The femtosecond laser allows us to stimulate vapour bubble nucleation in metastable, monophase liquid inclusions by means of single ultra-short laser pulses. Such monophase liquid inclusions are characteristic for stalagmites and other low-temperature carbonates and sulphates formed at near-surface conditions and stimulation of the vapour bubble nucleation is a precondition for subsequent measurements of the liquid-vapour homogenisation temperature. Moreover, femtosecond laser pulses can also be used to stimulate the nucleation of salt crystals in super-saturated brines and of salt hydrates at temperatures below the eutectic.

The application of femtosecond laser pulses is a highly efficient and elegant way to overcome metastable phase states in fluid inclusions.
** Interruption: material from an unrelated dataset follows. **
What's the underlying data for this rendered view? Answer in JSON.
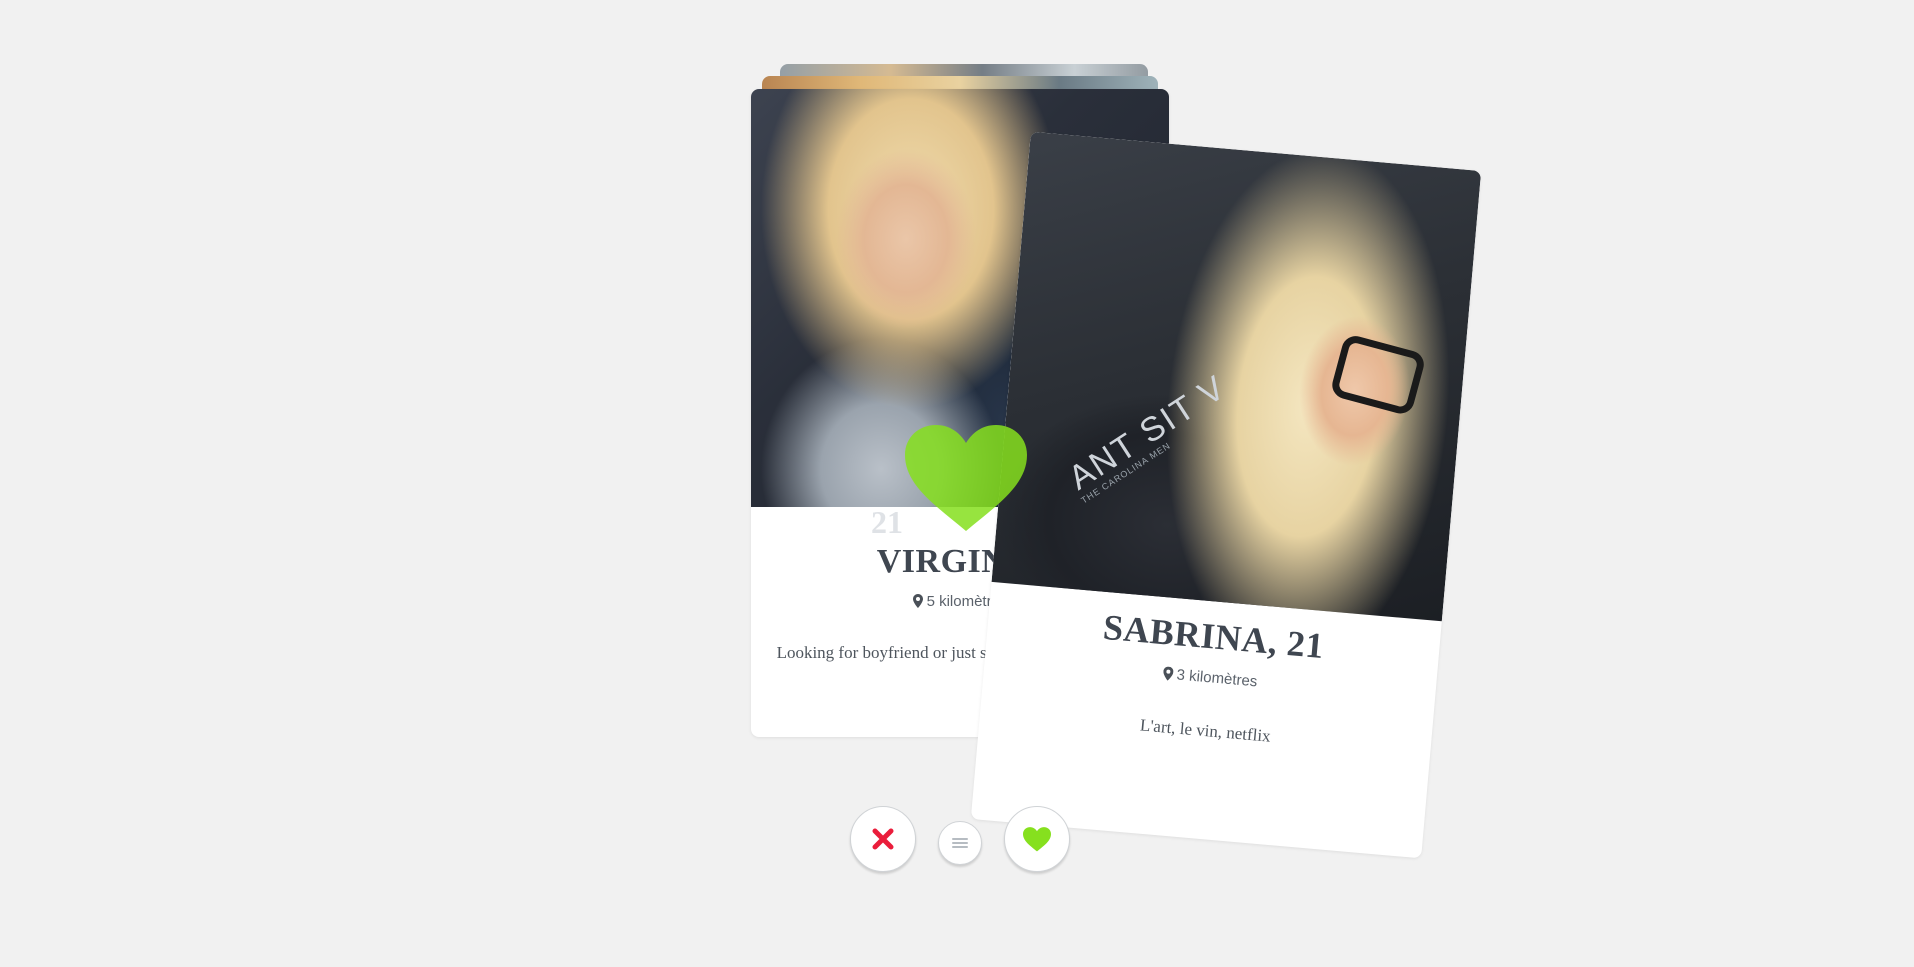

The experimental setup we are using allows us to repeatedly and reliably induce phase nucleation in selected fluid inclusions at different temperatures under microscopic observation and to perform subsequent microthermometric measurements without moving the sample. Room: 2G 7e (2156) phone: 83492


Listen to Anna Nele Meckler talking about the technique in the geological podcast Geologisk Rapport: